What's the reaction been like since San Francisco? 
 
The thing that's really blown me away is the amount of non?sailors who have enjoyed it and really gotten into it now.  So the fact that it's connected with a mainstream audience was amazing.  I actually had a couple of people come up to me with general illnesses that weren't into sailing and they were inspired by the comeback. They sort of came up and said look, I knew nothing about sailing, and to be honest, don't know much about the sport, but there's been a couple of times that I've thought about packing it in, you know, sort of giving it up, and the story and what you did, it sort of inspired me to keep at it and hang on. So that sort of really blew me away.
 
Did you have a pretty international crew? 
 
In the America's Cup, it really is about getting the best people. So we had a multi-national team, with not only the sailing team but our design and our build team.  If you have a team that's fully one nationality, you have a sort of cultural way of solving problems and dealing with things. When you've got a multinational team, they approach things differently and you get to a better solution in the end.
 
What did you do to celebrate after the 9?8 win?
 
It was just an awesome few nights.  I think it was also a tough time for the guys, because you go from spending every day, long, long hours while working very hard. I mean, these guys are seriously racing.  Every day you go through a few moments that almost ends in disaster.  When you're red?eye lining yourself like that with that amount of adrenaline and serious consequence, when it suddenly turns off and stops, it's kind of difficult.
 
So you'll be looking forward to being in the team that defends it?
 
Yeah, I'm pushing for a three?peat.  It's been an incredible ride and to be involved and win the first one, and to win back?to?back America's Cups, and now a shot at the third one is really, really exciting and going to take a lot of hard work, but something that I'm looking forward to.
 
What was your reaction when you heard that you were one of the Nominees for the Laureus Award?
 
Oh, it was really exciting.  just to see the other great athletes there, I'm really excited for the night.  I'm very, very excited.  It's going to be really, really cool to meet some of my heroes from the other sports.

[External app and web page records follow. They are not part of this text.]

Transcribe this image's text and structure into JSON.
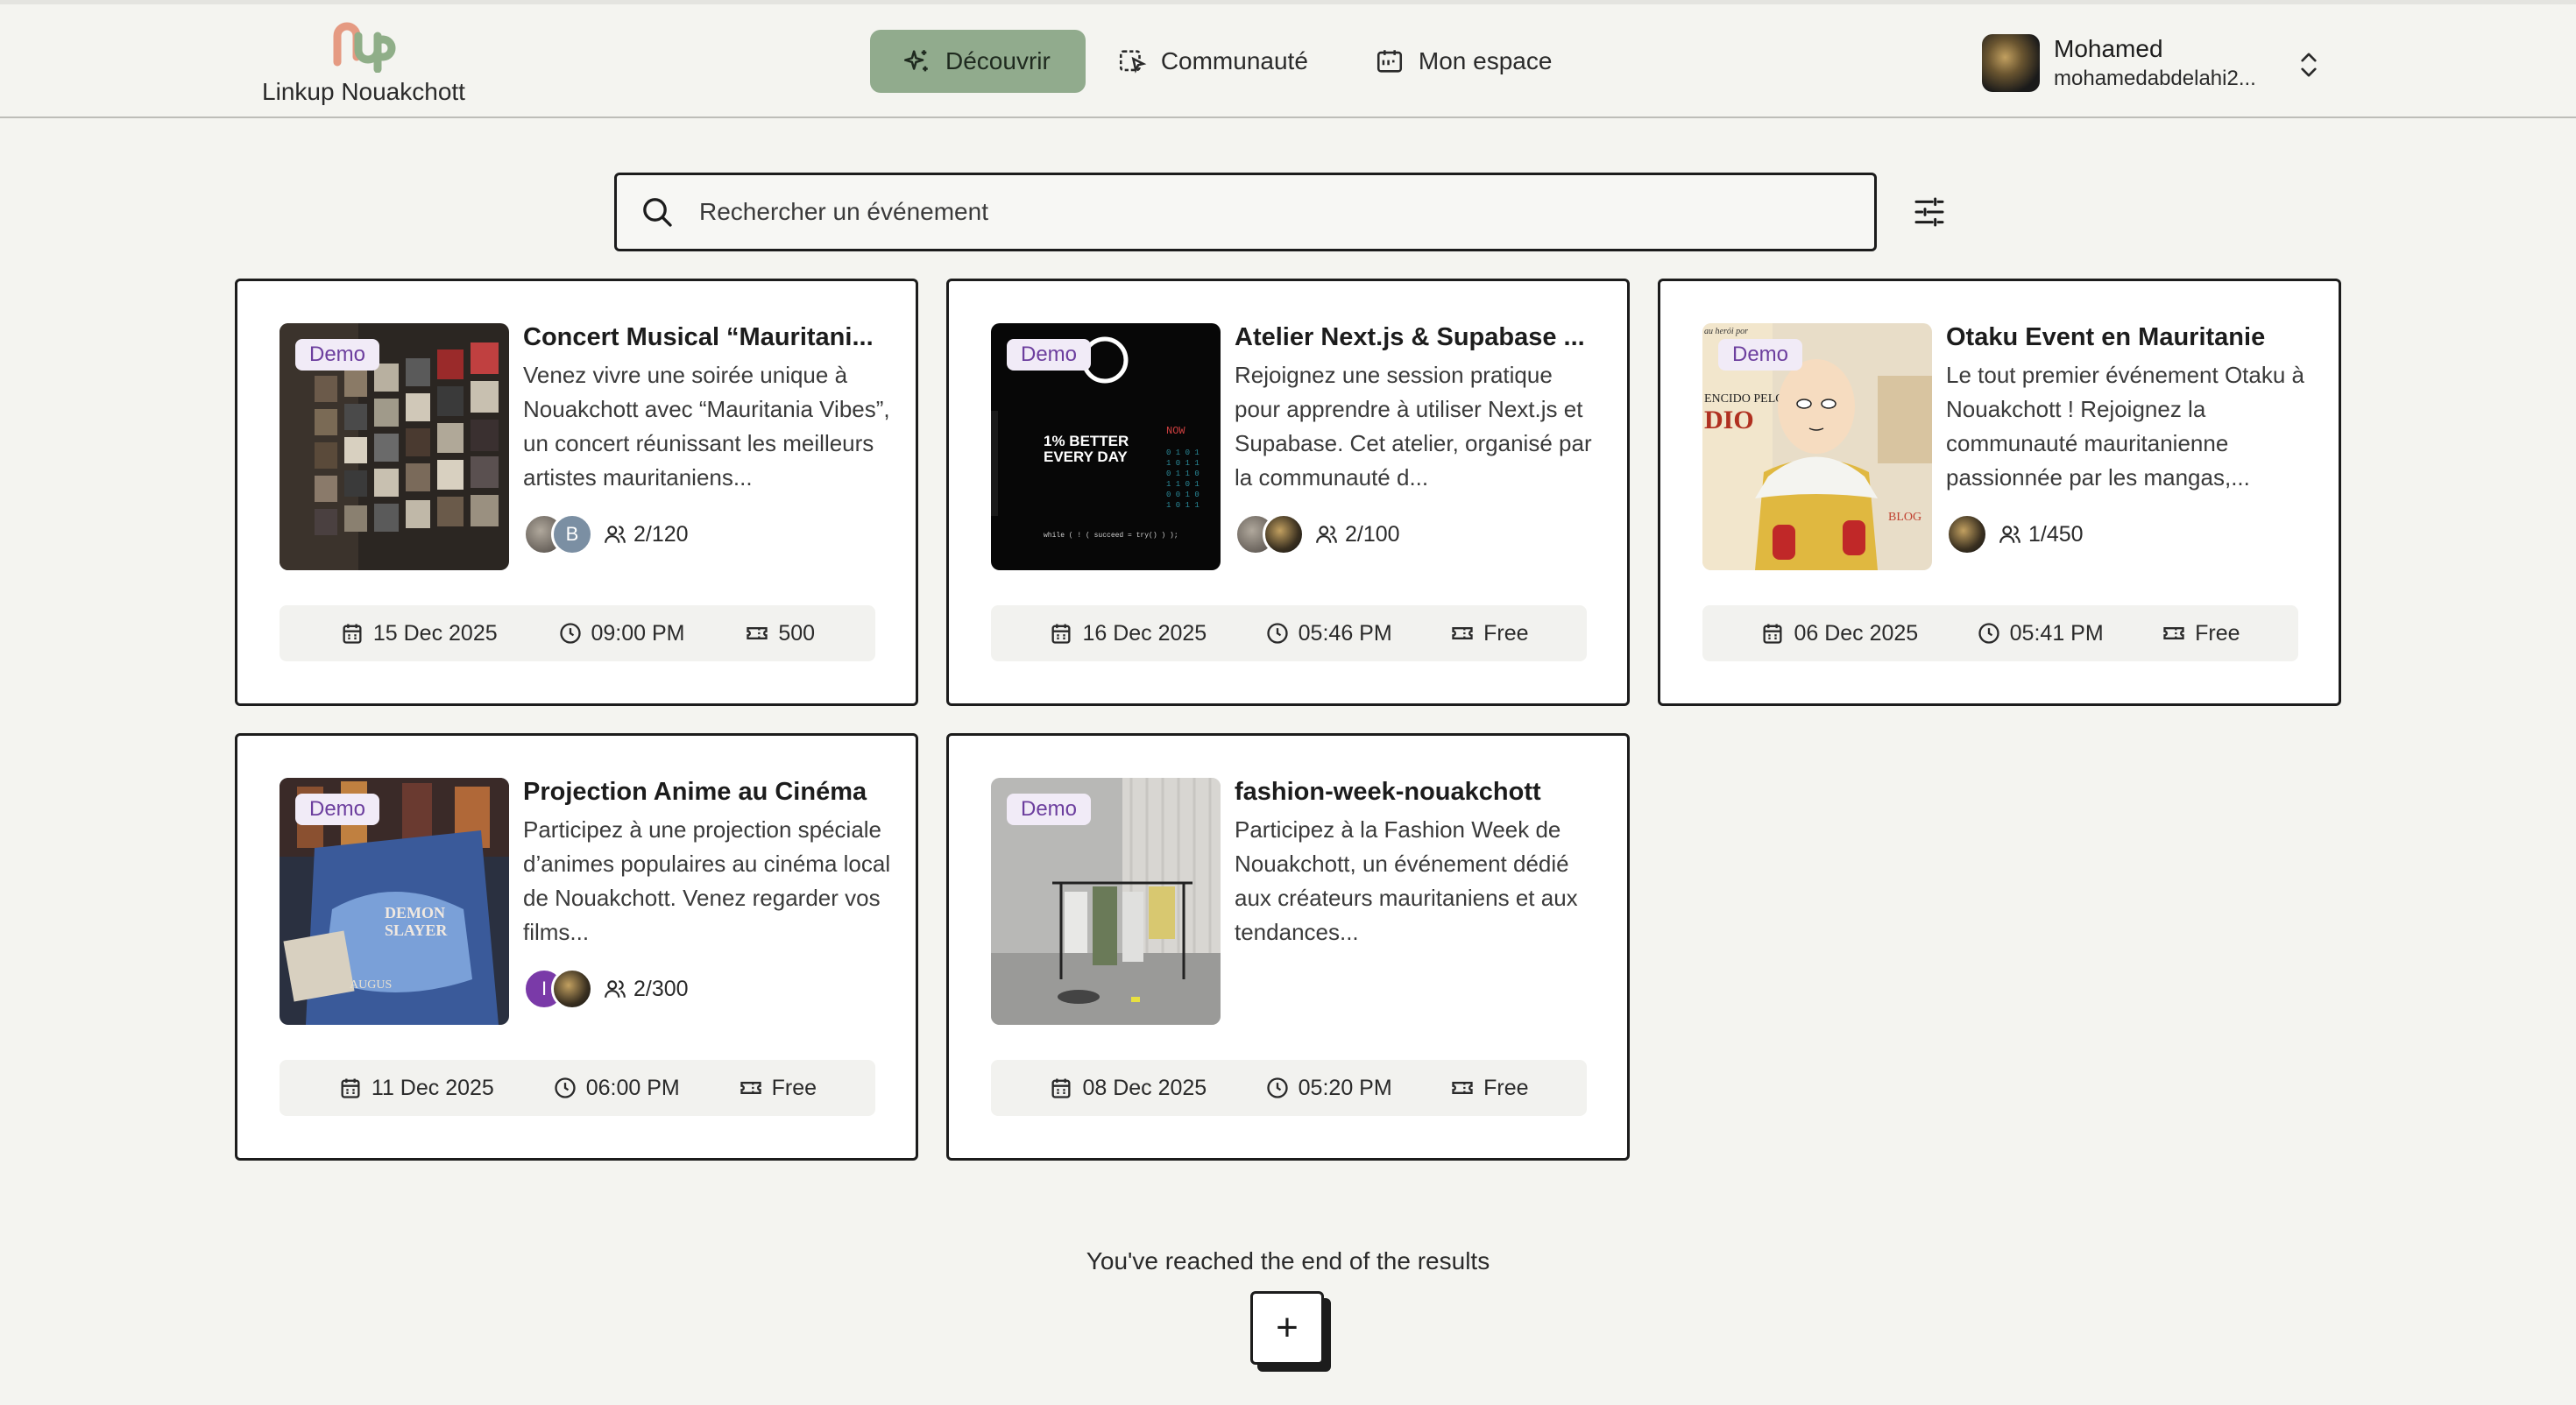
{
  "app": {
    "name": "Linkup Nouakchott"
  },
  "nav": [
    {
      "label": "Découvrir",
      "icon": "sparkles-icon",
      "active": true
    },
    {
      "label": "Communauté",
      "icon": "community-icon",
      "active": false
    },
    {
      "label": "Mon espace",
      "icon": "calendar-icon",
      "active": false
    }
  ],
  "user": {
    "name": "Mohamed",
    "email": "mohamedabdelahi2..."
  },
  "search": {
    "placeholder": "Rechercher un événement"
  },
  "badge_label": "Demo",
  "events": [
    {
      "title": "Concert Musical “Mauritani...",
      "description": "Venez vivre une soirée unique à Nouakchott avec “Mauritania Vibes”, un concert réunissant les meilleurs artistes mauritaniens...",
      "attendee_avatars": [
        "",
        "B"
      ],
      "attendees": "2/120",
      "date": "15 Dec 2025",
      "time": "09:00 PM",
      "price": "500"
    },
    {
      "title": "Atelier Next.js & Supabase ...",
      "description": "Rejoignez une session pratique pour apprendre à utiliser Next.js et Supabase. Cet atelier, organisé par la communauté d...",
      "attendee_avatars": [
        "",
        ""
      ],
      "attendees": "2/100",
      "date": "16 Dec 2025",
      "time": "05:46 PM",
      "price": "Free"
    },
    {
      "title": "Otaku Event en Mauritanie",
      "description": "Le tout premier événement Otaku à Nouakchott ! Rejoignez la communauté mauritanienne passionnée par les mangas,...",
      "attendee_avatars": [
        ""
      ],
      "attendees": "1/450",
      "date": "06 Dec 2025",
      "time": "05:41 PM",
      "price": "Free"
    },
    {
      "title": "Projection Anime au Cinéma",
      "description": "Participez à une projection spéciale d’animes populaires au cinéma local de Nouakchott. Venez regarder vos films...",
      "attendee_avatars": [
        "I",
        ""
      ],
      "attendees": "2/300",
      "date": "11 Dec 2025",
      "time": "06:00 PM",
      "price": "Free"
    },
    {
      "title": "fashion-week-nouakchott",
      "description": "Participez à la Fashion Week de Nouakchott, un événement dédié aux créateurs mauritaniens et aux tendances...",
      "attendee_avatars": [],
      "attendees": "",
      "date": "08 Dec 2025",
      "time": "05:20 PM",
      "price": "Free"
    }
  ],
  "image_texts": {
    "nextjs": [
      "1% BETTER",
      "EVERY DAY",
      "while ( ! ( succeed = try() ) );",
      "NOW"
    ],
    "otaku": [
      "au herói por",
      "ENCIDO PELO",
      "DIO",
      "BLOG"
    ],
    "anime": [
      "DEMON",
      "SLAYER",
      "AUGUS"
    ]
  },
  "footer": {
    "end_text": "You've reached the end of the results",
    "add_label": "+"
  },
  "colors": {
    "active_nav": "#91ab8d",
    "badge_bg": "#f1ebf7",
    "badge_text": "#6c3e9e",
    "background": "#f4f4f0"
  }
}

I can't wait.
 
Have you ever imagined that you would be competing with the likes of Tiger Woods and Ronaldinho and Rafael Nadal for an Award?
 
Yeah, who would have thought? It just goes to show where the sport's come.  It really is being recognised now.  I think the team and the sport deserves to be there.